EXERCISE OBJECTIVE
Reproduce the data, keeping every word exactly as it is.

----

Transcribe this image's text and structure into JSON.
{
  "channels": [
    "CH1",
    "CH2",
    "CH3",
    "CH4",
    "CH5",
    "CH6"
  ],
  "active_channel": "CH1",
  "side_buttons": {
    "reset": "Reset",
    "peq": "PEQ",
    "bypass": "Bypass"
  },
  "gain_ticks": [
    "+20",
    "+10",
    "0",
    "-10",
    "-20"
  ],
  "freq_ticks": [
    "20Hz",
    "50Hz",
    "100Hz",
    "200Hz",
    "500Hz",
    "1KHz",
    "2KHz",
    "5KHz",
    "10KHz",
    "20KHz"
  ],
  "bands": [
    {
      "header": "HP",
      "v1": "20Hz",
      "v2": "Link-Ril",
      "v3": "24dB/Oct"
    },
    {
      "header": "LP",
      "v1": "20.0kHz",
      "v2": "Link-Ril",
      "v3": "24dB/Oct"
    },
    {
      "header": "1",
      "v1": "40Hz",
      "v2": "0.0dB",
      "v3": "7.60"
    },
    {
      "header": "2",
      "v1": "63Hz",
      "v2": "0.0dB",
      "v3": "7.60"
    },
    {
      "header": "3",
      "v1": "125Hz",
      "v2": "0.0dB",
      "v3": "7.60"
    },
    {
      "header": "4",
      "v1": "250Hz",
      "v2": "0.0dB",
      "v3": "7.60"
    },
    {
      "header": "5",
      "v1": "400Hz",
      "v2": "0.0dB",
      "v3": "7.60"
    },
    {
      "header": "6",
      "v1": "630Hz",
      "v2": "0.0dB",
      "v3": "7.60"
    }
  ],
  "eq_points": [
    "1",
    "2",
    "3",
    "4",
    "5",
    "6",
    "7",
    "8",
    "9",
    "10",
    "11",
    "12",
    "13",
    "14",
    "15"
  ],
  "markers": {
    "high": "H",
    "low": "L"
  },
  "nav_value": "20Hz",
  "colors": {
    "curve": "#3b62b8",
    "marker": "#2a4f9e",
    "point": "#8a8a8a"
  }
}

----

THE COMPLETED TASK
Transcribe this image's text and structure into JSON.
{
  "channels": [
    "CH1",
    "CH2",
    "CH3",
    "CH4",
    "CH5",
    "CH6"
  ],
  "active_channel": "CH1",
  "side_buttons": {
    "reset": "Reset",
    "peq": "PEQ",
    "bypass": "Bypass"
  },
  "gain_ticks": [
    "+20",
    "+10",
    "0",
    "-10",
    "-20"
  ],
  "freq_ticks": [
    "20Hz",
    "50Hz",
    "100Hz",
    "200Hz",
    "500Hz",
    "1KHz",
    "2KHz",
    "5KHz",
    "10KHz",
    "20KHz"
  ],
  "bands": [
    {
      "header": "HP",
      "v1": "20Hz",
      "v2": "Link-Ril",
      "v3": "24dB/Oct"
    },
    {
      "header": "LP",
      "v1": "20.0kHz",
      "v2": "Link-Ril",
      "v3": "24dB/Oct"
    },
    {
      "header": "1",
      "v1": "40Hz",
      "v2": "0.0dB",
      "v3": "7.60"
    },
    {
      "header": "2",
      "v1": "63Hz",
      "v2": "0.0dB",
      "v3": "7.60"
    },
    {
      "header": "3",
      "v1": "125Hz",
      "v2": "0.0dB",
      "v3": "7.60"
    },
    {
      "header": "4",
      "v1": "250Hz",
      "v2": "0.0dB",
      "v3": "7.60"
    },
    {
      "header": "5",
      "v1": "400Hz",
      "v2": "0.0dB",
      "v3": "7.60"
    },
    {
      "header": "6",
      "v1": "630Hz",
      "v2": "0.0dB",
      "v3": "7.60"
    }
  ],
  "eq_points": [
    "1",
    "2",
    "3",
    "4",
    "5",
    "6",
    "7",
    "8",
    "9",
    "10",
    "11",
    "12",
    "13",
    "14",
    "15"
  ],
  "markers": {
    "high": "H",
    "low": "L"
  },
  "nav_value": "20Hz",
  "colors": {
    "curve": "#3b62b8",
    "marker": "#2a4f9e",
    "point": "#8a8a8a"
  }
}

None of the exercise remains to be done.